Trimethylamine (TMA) and trimethylamine N-oxide (TMAO) are widespread in the ocean and are important nitrogen source for bacteria. TMA monooxygenase (Tmm), a bacterial flavin-containing monooxygenase (FMO), is found widespread in marine bacteria and is responsible for converting TMA to TMAO. However, the molecular mechanism of TMA oxygenation by Tmm has not been explained. Here, we determined the crystal structures of two reaction intermediates of a marine bacterial Tmm (RnTmm) and elucidated the catalytic mechanism of TMA oxidation by RnTmm. The catalytic process of Tmm consists of a reductive half-reaction and an oxidative half-reaction. In the reductive half-reaction, FAD is reduced and a C4a-hydroperoxyflavin intermediate forms. In the oxidative half-reaction, this intermediate attracts TMA through electronic interactions. After TMA binding, NADP+ bends and interacts with D317, shutting off the entrance to create a protected micro-environment for catalysis and exposing C4a-hydroperoxyflavin to TMA for oxidation. Sequence analysis suggests that the proposed catalytic mechanism is common for bacterial Tmms. These findings reveal the catalytic process of TMA oxidation by marine bacterial Tmm and first show that NADP+ undergoes a conformational change in the oxidative half-reaction of FMOs.
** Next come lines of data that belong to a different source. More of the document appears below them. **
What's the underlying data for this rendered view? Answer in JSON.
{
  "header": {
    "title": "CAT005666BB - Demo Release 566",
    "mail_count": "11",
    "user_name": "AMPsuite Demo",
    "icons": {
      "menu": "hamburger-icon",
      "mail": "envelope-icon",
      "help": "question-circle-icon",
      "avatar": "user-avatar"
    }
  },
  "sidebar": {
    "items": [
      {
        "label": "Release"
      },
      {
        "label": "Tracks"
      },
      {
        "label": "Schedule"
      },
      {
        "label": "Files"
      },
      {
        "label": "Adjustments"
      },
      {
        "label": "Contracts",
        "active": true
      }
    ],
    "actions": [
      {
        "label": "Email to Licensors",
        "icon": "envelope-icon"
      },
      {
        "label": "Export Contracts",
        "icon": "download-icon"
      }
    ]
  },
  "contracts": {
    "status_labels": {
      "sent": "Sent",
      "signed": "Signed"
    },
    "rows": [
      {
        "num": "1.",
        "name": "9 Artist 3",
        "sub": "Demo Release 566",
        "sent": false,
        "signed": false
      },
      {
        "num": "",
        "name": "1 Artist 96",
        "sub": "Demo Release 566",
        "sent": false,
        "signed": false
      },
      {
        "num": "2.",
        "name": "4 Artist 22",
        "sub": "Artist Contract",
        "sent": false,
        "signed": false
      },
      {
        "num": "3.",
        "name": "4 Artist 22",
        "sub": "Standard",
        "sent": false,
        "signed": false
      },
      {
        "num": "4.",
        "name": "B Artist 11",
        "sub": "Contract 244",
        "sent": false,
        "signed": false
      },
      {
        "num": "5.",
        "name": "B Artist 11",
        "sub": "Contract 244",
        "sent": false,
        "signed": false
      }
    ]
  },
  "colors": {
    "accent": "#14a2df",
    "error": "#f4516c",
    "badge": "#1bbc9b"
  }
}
© 2016 The Authors. Molecular Microbiology Published by John Wiley & Sons Ltd.